One myth is about inbreeding, studies have shown that wild horses are not inbred.
In fact, mares do not mate with the same stallion all their lives -- and young fillies are run off by the herd stallion to find a new stallion for mating.
Young colts are driven off by the stallion to form bachelor bands until they are old enough to compete for mares.
Like other horses, mares carry their foal for an 11-month gestation period.
Mustangs typically give birth to their foals in April, May, or early June. This gives the young horse time to grow before the cold months of the year.
Believe it or not, in the wild, Mustangs can live up to 40 years.
And yes, believe it or not, unlike the myth that hurt and disabled horses are simply abandoned by the herd -- fact is that they are protected by the herd and can live remarkably long lives when compared with other animals that live in the wild.
Mustangs live in large herds. The herd consists of one stallion, around eight females and their young -- though separate herds have been known to blend when they are in danger.
There is the other myth, that they have no natural predators and that without human intervention their population can double in size every four years.
Mountain lions are the number one predators of wild horses. Second comes wild dogs, and now with the reintroduction of wolves -- they too feed on horses just as they do on cattle and bison, and other animals in the wild.

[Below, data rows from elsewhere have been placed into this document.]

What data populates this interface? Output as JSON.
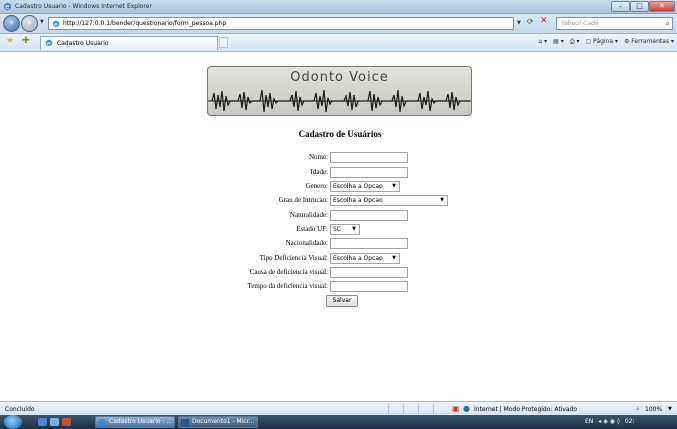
{
  "window": {
    "title": "Cadastro Usuario - Windows Internet Explorer",
    "controls": {
      "minimize": "–",
      "maximize": "□",
      "close": "✕"
    }
  },
  "address_bar": {
    "url": "http://127.0.0.1/bender/questionario/form_pessoa.php",
    "search_placeholder": "Yahoo! Cadê"
  },
  "command_bar": {
    "tab_label": "Cadastro Usuario",
    "page_menu": "Página",
    "tools_menu": "Ferramentas"
  },
  "page": {
    "banner_title": "Odonto Voice",
    "form_title": "Cadastro de Usuários",
    "fields": [
      {
        "label": "Nome:",
        "type": "text",
        "value": ""
      },
      {
        "label": "Idade:",
        "type": "text",
        "value": ""
      },
      {
        "label": "Genero:",
        "type": "select",
        "value": "Escolha a Opcao"
      },
      {
        "label": "Grau de Intrucao:",
        "type": "select",
        "value": "Escolha a Opcao"
      },
      {
        "label": "Naturalidade:",
        "type": "text",
        "value": ""
      },
      {
        "label": "Estado UF:",
        "type": "select",
        "value": "SC"
      },
      {
        "label": "Nacionalidade:",
        "type": "text",
        "value": ""
      },
      {
        "label": "Tipo Deficiencia Visual:",
        "type": "select",
        "value": "Escolha a Opcao"
      },
      {
        "label": "Causa de deficiencia visual:",
        "type": "text",
        "value": ""
      },
      {
        "label": "Tempo da deficiencia visual:",
        "type": "text",
        "value": ""
      }
    ],
    "submit_label": "Salvar"
  },
  "status_bar": {
    "status": "Concluído",
    "zone": "Internet | Modo Protegido: Ativado",
    "zoom": "100%"
  },
  "taskbar": {
    "tasks": [
      "Cadastro Usuario - ...",
      "Documento1 - Micr..."
    ],
    "tray": {
      "lang": "EN",
      "clock": "02:"
    }
  }
}
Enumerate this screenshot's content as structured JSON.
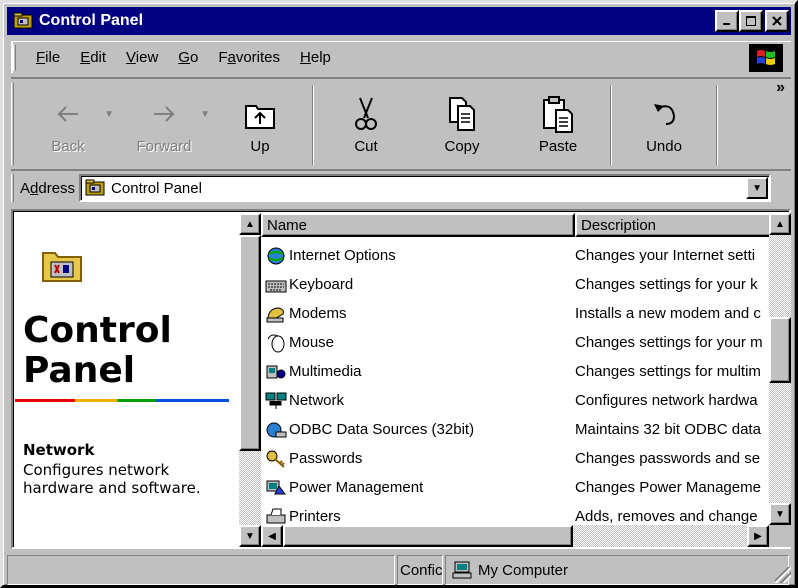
{
  "window": {
    "title": "Control Panel"
  },
  "menu": [
    {
      "label": "File",
      "u": "F",
      "rest": "ile"
    },
    {
      "label": "Edit",
      "u": "E",
      "rest": "dit"
    },
    {
      "label": "View",
      "u": "V",
      "rest": "iew"
    },
    {
      "label": "Go",
      "u": "G",
      "rest": "o"
    },
    {
      "label": "Favorites",
      "pre": "F",
      "u": "a",
      "rest": "vorites"
    },
    {
      "label": "Help",
      "u": "H",
      "rest": "elp"
    }
  ],
  "toolbar": {
    "back": "Back",
    "forward": "Forward",
    "up": "Up",
    "cut": "Cut",
    "copy": "Copy",
    "paste": "Paste",
    "undo": "Undo",
    "more": "»"
  },
  "address": {
    "label_pre": "A",
    "label_u": "d",
    "label_rest": "dress",
    "value": "Control Panel"
  },
  "left_pane": {
    "title_line1": "Control",
    "title_line2": "Panel",
    "selected_name": "Network",
    "selected_desc": "Configures network hardware and software."
  },
  "list": {
    "columns": [
      "Name",
      "Description"
    ],
    "rows": [
      {
        "name": "Internet Options",
        "desc": "Changes your Internet setti",
        "icon": "internet-options-icon"
      },
      {
        "name": "Keyboard",
        "desc": "Changes settings for your k",
        "icon": "keyboard-icon"
      },
      {
        "name": "Modems",
        "desc": "Installs a new modem and c",
        "icon": "modem-icon"
      },
      {
        "name": "Mouse",
        "desc": "Changes settings for your m",
        "icon": "mouse-icon"
      },
      {
        "name": "Multimedia",
        "desc": "Changes settings for multim",
        "icon": "multimedia-icon"
      },
      {
        "name": "Network",
        "desc": "Configures network hardwa",
        "icon": "network-icon"
      },
      {
        "name": "ODBC Data Sources (32bit)",
        "desc": "Maintains 32 bit ODBC data",
        "icon": "odbc-icon"
      },
      {
        "name": "Passwords",
        "desc": "Changes passwords and se",
        "icon": "passwords-icon"
      },
      {
        "name": "Power Management",
        "desc": "Changes Power Manageme",
        "icon": "power-management-icon"
      },
      {
        "name": "Printers",
        "desc": "Adds, removes and change",
        "icon": "printers-icon"
      }
    ]
  },
  "statusbar": {
    "left": "",
    "mid": "Confic",
    "zone": "My Computer"
  },
  "colors": {
    "titlebar": "#000080",
    "face": "#c0c0c0"
  }
}
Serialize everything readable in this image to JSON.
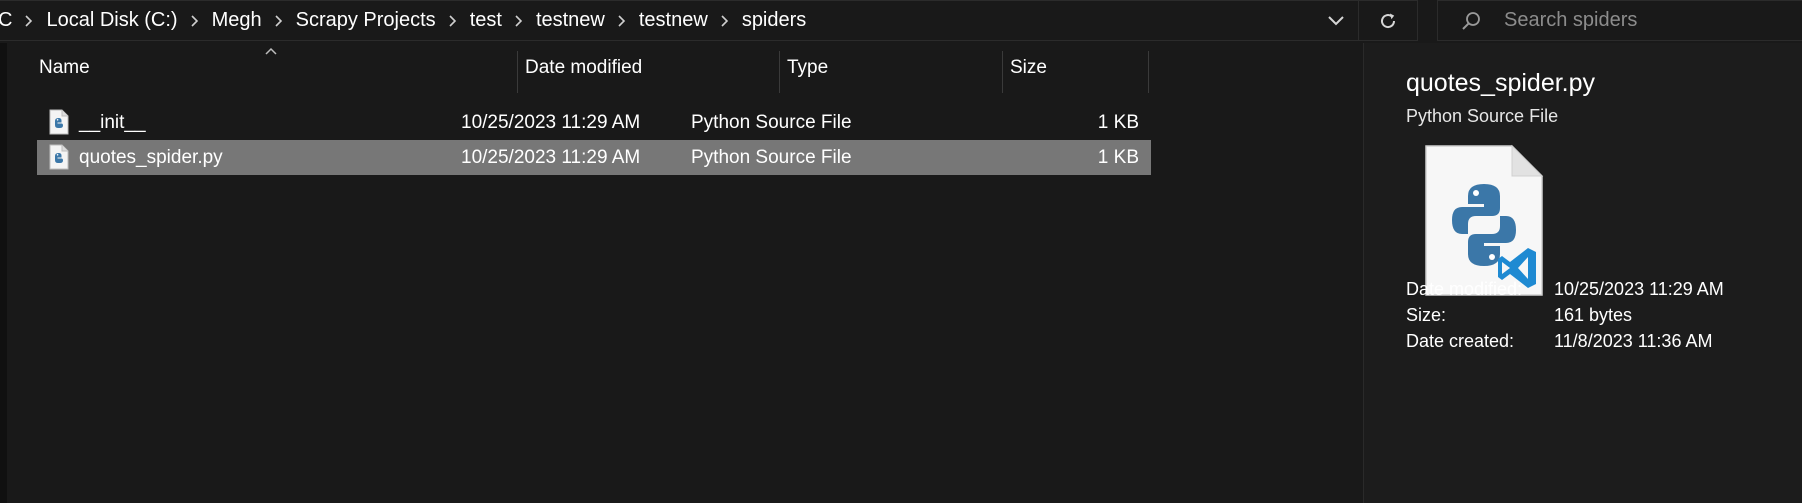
{
  "window": {
    "breadcrumbs": [
      "C",
      "Local Disk (C:)",
      "Megh",
      "Scrapy Projects",
      "test",
      "testnew",
      "testnew",
      "spiders"
    ],
    "search": {
      "placeholder": "Search spiders",
      "value": ""
    }
  },
  "columns": {
    "name": "Name",
    "date_modified": "Date modified",
    "type": "Type",
    "size": "Size"
  },
  "files": [
    {
      "name": "__init__",
      "date_modified": "10/25/2023 11:29 AM",
      "type": "Python Source File",
      "size": "1 KB",
      "icon": "python-file-icon",
      "selected": false
    },
    {
      "name": "quotes_spider.py",
      "date_modified": "10/25/2023 11:29 AM",
      "type": "Python Source File",
      "size": "1 KB",
      "icon": "python-file-icon",
      "selected": true
    }
  ],
  "details": {
    "name": "quotes_spider.py",
    "type": "Python Source File",
    "icon": "python-vscode-file-icon",
    "properties": [
      {
        "label": "Date modified:",
        "value": "10/25/2023 11:29 AM"
      },
      {
        "label": "Size:",
        "value": "161 bytes"
      },
      {
        "label": "Date created:",
        "value": "11/8/2023 11:36 AM"
      }
    ]
  },
  "colors": {
    "background": "#191919",
    "selection": "#777777",
    "python_blue": "#3b77a8",
    "vscode_blue": "#1f8ad2"
  }
}
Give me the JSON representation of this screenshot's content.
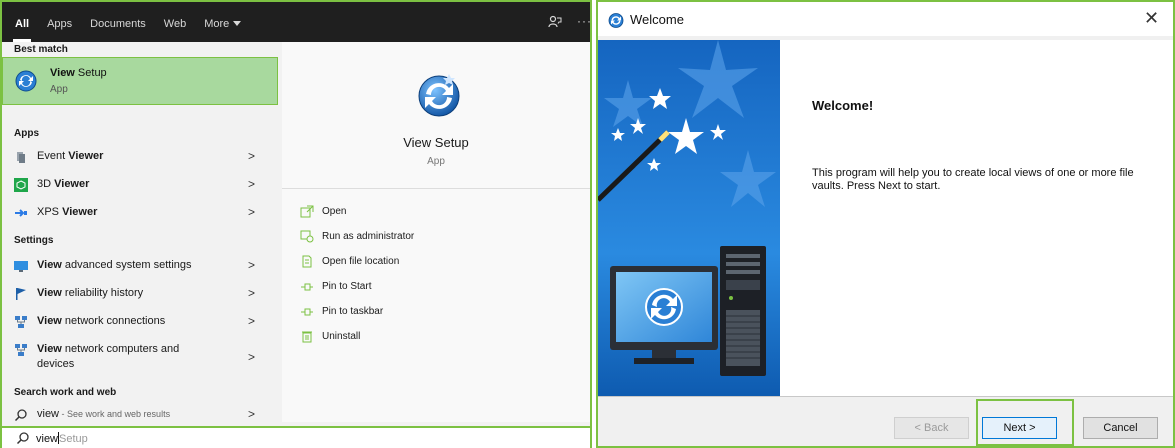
{
  "search": {
    "tabs": [
      {
        "label": "All"
      },
      {
        "label": "Apps"
      },
      {
        "label": "Documents"
      },
      {
        "label": "Web"
      },
      {
        "label": "More"
      }
    ],
    "more_dots": "···",
    "sections": {
      "best_match": "Best match",
      "apps": "Apps",
      "settings": "Settings",
      "web": "Search work and web"
    },
    "best_match": {
      "title_bold": "View",
      "title_rest": " Setup",
      "subtitle": "App"
    },
    "apps": [
      {
        "pre": "Event ",
        "bold": "Viewer",
        "post": ""
      },
      {
        "pre": "3D ",
        "bold": "Viewer",
        "post": ""
      },
      {
        "pre": "XPS ",
        "bold": "Viewer",
        "post": ""
      }
    ],
    "settings": [
      {
        "bold": "View",
        "rest": " advanced system settings"
      },
      {
        "bold": "View",
        "rest": " reliability history"
      },
      {
        "bold": "View",
        "rest": " network connections"
      },
      {
        "bold": "View",
        "rest": " network computers and",
        "line2": "devices"
      }
    ],
    "web_result": {
      "query": "view",
      "hint": " - See work and web results"
    },
    "chevron": ">",
    "preview": {
      "title": "View Setup",
      "subtitle": "App",
      "actions": [
        {
          "label": "Open",
          "icon": "open-icon"
        },
        {
          "label": "Run as administrator",
          "icon": "shield-run-icon"
        },
        {
          "label": "Open file location",
          "icon": "file-location-icon"
        },
        {
          "label": "Pin to Start",
          "icon": "pin-icon"
        },
        {
          "label": "Pin to taskbar",
          "icon": "pin-icon"
        },
        {
          "label": "Uninstall",
          "icon": "trash-icon"
        }
      ]
    },
    "query": {
      "typed": "view",
      "suggestion": "Setup"
    }
  },
  "dialog": {
    "title": "Welcome",
    "close": "✕",
    "heading": "Welcome!",
    "description": "This program will help you to create local views of one or more file vaults. Press Next to start.",
    "buttons": {
      "back": "< Back",
      "next": "Next >",
      "cancel": "Cancel"
    }
  },
  "colors": {
    "highlight": "#7cc142",
    "banner_blue": "#1a6fc1",
    "selected_bg": "#a8d99e"
  }
}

As for the herd, believe it or not, the herd is led by a lead mare. In dangerous situations when predators are present, the lead mare will lead her herd to safety while the stallion will stay and fight.
Herds spend most of their time grazing on grasses. Mostly, they eat grass and brush. They can stay a healthy weight on very little food.
When food is readily available, adult mustangs eat around 5 to 6 pounds of food each day.
And yes, looks can be deceiving, when it looks like they are fighting -- in reality young mustangs are actually playing. Though it is not unusual to see them playing, grouping, almost as if snuggling together.
So, like Paula King, I can't help but wonder how such a distinction as "strays" can be made?
"How long does a horse have to live wild and free before it’s considered wild?" she asked.
The roundup in Wyoming concluded with the sale of more than 40 horses to the Alberta-based slaughterhouse, bringing in a grand total of $1,640.
The BLM insists the entire process was conducted in concert with existing laws, and notice of the sale was posted in local post offices.
BLM Senior Ranchland Management Specialist Robert Bolton, however, acknowledged this haul was much larger than usual.
"That’s a pretty sizable number," he noted, explaining that “most of our impounds have been in the low numbers.”
While the roundup is not unheard of, and went largely unnoticed by the mainstream press, the spotlight has been on the BLM ever since the overreaction of the agency in responding to the Bundy Ranch and this which they see as no big deal.
These "strays" are their responsibility and should be handled with the care that the 1971 Federal Law provides.
Protection became law through the Wild and Free-Roaming Horses and Burros Act of 1971, which provided for protection of America's horses and burros.
Today, the Bureau of Land Management is the primary authority that oversees the protection and management of Mustang herds on public lands, but the United States Forest Service administers additional wild horse or burro territories as well.
Because the spotlight is now on the agency, the BLM, like the shenanigans conducted by the EPA and the IRS, has understandably increased public scrutiny of the BLM.
As most concerned Americans cited overreaches by Federal agencies such as the IRS and the EPA, the BLM generally flew under the radar. But frankly, those days are gone.
The legacy of good stewardship by the BLM seems no longer the case as the American public is learning how horrible that agency conducts itself and is managed.
The American people sees their actions and attitude questionable.
And yes, that's just the way I see it.